Rhapsody boasts a large library of over 32 million songs, good user interface, good mobile device support and the possibility to buy many songs also as MP3 files. Rhapsody is compatible with a large selection of home audio systems and receivers. You can access Rhapsody via any browser on the desktop, with a windows desktop application or with mobile apps for mobile devices with iOS, Android and more.
Pandora offers a good selection of “radio stations” but no libraries in which to store your own music files, no on-demand titles. If you want to listen to your favorite artists….sorry, Pandora won’t give that to you. However, Pandora’s Music Genome technology analyzes the melody, harmony, rhythm, instrumentation, lyrics and vocal styles of songs. This enables Pandora to suggest a playlist of artists and songs that you’ll probably enjoy, even if you’ve never heard them before.

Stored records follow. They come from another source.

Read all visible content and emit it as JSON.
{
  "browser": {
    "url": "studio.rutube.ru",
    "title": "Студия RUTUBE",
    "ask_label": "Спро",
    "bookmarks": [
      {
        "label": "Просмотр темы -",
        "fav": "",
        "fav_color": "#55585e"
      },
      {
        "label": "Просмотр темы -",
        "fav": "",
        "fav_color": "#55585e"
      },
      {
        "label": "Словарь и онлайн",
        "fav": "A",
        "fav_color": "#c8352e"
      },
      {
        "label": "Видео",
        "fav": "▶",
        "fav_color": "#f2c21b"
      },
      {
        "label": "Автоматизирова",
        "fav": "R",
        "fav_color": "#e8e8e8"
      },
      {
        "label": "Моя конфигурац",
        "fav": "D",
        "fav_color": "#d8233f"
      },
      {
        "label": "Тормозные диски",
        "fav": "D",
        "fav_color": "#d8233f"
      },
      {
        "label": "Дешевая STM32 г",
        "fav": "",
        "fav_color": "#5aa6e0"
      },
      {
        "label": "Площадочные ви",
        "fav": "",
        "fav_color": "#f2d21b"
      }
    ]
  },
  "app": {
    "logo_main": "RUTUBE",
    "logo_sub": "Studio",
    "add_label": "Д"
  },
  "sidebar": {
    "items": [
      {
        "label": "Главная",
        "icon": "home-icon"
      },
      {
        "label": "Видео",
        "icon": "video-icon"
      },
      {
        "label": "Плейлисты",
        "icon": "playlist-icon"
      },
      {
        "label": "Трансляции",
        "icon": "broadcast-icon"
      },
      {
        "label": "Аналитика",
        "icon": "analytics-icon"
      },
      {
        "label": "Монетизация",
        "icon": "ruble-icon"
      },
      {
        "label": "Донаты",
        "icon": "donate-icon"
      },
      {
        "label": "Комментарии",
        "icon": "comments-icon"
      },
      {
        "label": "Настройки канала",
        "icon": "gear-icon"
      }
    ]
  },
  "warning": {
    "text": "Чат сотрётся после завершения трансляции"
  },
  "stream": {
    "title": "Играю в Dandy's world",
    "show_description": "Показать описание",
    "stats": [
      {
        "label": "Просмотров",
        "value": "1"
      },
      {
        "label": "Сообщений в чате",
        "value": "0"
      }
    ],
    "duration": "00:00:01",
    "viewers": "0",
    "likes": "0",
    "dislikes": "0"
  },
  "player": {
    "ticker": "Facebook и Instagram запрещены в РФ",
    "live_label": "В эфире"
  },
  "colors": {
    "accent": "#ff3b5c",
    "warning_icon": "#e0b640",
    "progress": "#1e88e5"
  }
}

Slacker, like Pandora, is all-radio. You pick an artist, song, or genre, and it will play a sequence of songs that are related. With the free version, you’re not guaranteed to hear the specific song or artist you selected, but usually it rolls around before long. You also can’t skip commercials, and song skips are limited in the free version. One of Slacker’s perks is it offers several ways to discover music: Slacker Stations are genre stations; My Music contains your playlists, custom stations and recently played stations of about 12 million songs. But there’s no saving of playlists or your own tunes for offline listening. Similarly, iHeartRadio includes a library of 15 million on-demand songs, as well as live streams from over 1,500 radio stations. You can create “custom stations” based on songs and artists; essentially, these are playlists of songs streamed from the library. Custom stations are ad-free. We aren’t hot on iHeartRadio because there is only rudimentary control; no pausing, skipping, or rewind.
Google Play Music debuted in June 2015, with an interesting mix of features in the free version (ad-supported, of course). Google Play Music has more than 30 million songs to choose from and an unlimited amount of time to stream music users couldn’t be happier. Google Play Music users can also upload music from their own libraries. Also, you can store up to 50,000 of your own songs in your online “locker”. We like that you can listen to Google’s radio stations or upload up to 50,000 songs that you have purchased anywhere else, and roll your own playlists from them. We left off Apple Music because it has no free plan — but its library is tremendous.